Task to carry out:
Go through the records and copy each line where the string "value" occurs.

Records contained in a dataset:
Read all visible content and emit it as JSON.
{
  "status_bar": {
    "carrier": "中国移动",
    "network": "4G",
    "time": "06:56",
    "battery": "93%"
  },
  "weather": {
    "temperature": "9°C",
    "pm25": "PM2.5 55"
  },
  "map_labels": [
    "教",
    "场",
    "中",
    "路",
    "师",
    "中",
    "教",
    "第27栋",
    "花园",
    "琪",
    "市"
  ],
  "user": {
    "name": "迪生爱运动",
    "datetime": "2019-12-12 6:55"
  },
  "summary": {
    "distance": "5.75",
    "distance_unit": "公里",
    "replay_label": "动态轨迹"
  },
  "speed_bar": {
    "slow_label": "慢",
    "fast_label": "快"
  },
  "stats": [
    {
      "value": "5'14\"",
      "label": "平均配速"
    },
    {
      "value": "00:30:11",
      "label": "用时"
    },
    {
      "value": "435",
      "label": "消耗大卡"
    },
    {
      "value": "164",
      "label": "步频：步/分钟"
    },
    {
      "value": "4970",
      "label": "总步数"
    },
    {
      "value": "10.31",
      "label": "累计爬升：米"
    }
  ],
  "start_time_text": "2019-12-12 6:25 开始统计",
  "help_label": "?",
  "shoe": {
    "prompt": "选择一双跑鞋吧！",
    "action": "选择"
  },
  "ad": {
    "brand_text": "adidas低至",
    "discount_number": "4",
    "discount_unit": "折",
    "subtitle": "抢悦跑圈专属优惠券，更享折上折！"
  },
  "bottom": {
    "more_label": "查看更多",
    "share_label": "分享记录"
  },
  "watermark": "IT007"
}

Response area:
      "value": "5'14\"",
      "value": "00:30:11",
      "value": "435",
      "value": "164",
      "value": "4970",
      "value": "10.31",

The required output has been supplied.